smartzune.com  is really curious to know what makes people spend 10-20 times more than usual and wants to tell you what chefs are ready to do to get these precious stars.

What is the Michelin Guide?

  • The Michelin Guide has been published by the company that produces tires, with the same name, since 1900. It used to be a guide for motorists in France and was given for free together with a tire purchase. The restaurant section appeared in 1926 and turned out to be really popular. Later, the Michelin brothers had to hire a team of inspectors to visit and review restaurants and publish their guides for other countries.
  • In 1922, the brothers started selling the guide for $2 after André Michelin, while visiting a tire merchant, noticed copies of the guide being used to prop up a workbench.

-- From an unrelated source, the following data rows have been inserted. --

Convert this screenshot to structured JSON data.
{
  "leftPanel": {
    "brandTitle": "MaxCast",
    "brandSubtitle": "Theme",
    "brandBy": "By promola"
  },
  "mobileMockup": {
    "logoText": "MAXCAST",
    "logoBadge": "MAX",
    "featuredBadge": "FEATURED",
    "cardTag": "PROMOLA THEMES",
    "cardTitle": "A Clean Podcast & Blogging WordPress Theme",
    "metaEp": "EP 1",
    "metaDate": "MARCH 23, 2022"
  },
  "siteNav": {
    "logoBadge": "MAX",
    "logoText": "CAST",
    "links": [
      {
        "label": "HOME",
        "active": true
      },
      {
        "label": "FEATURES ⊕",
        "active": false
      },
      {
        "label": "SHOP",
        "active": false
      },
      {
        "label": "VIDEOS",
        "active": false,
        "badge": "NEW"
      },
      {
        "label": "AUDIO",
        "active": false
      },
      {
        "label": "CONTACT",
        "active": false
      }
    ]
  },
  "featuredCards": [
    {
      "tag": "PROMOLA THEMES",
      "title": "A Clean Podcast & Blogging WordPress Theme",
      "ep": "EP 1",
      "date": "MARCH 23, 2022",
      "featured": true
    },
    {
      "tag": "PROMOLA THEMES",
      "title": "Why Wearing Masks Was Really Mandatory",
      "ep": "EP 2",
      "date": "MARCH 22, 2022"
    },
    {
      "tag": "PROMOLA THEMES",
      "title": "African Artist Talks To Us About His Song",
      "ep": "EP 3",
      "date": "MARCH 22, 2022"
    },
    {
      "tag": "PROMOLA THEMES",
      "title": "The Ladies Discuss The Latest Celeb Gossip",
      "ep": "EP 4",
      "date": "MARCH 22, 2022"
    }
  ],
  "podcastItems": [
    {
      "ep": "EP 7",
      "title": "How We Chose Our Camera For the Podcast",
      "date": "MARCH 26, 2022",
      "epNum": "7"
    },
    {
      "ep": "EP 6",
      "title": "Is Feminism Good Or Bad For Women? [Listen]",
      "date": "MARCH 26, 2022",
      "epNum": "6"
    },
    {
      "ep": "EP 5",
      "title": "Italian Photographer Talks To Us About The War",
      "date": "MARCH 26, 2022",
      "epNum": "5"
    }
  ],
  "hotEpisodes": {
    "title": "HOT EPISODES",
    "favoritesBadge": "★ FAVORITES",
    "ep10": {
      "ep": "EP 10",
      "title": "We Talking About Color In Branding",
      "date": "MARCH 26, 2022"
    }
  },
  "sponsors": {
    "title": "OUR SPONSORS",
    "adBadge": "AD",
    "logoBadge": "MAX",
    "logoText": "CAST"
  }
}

They removed all the advertisements, and even today there are still no ads.
  • In the guide, there are several designations: “Comfortable restaurant.” “Magnificent view,” and so on. But readers are mostly interested in stars. One star indicates that a restaurant is really good in its category. 2 stars mean that a restaurant has excellent cuisine and it’s worth of changing your route. 3 stars indicate that a restaurant is worth a special journey to try its exceptional cuisine.
  • Michelin stars are given for the quality of food only. Things like elegant decor, service, atmosphere, and the location of a restaurant are never taken into account. To assess these features, there is a “fork and spoon” designation. The more forks and spoons a restaurant has, the better, especially if they’re red.
  • Restaurants aren’t allowed to use the information about their stars for commercial purposes. Michelin recommends that mentioning a restaurant in the guide is a great ad in and of itself. Those who break the rule could be excluded from the list.
  • One of the most common claims about the guide is that it prefers French chefs and French cuisine. Many times, they’ve been blamed for being biased against beginners and favoring their old friends such as Paul Bocuse. Though the guide denies any of these accusations.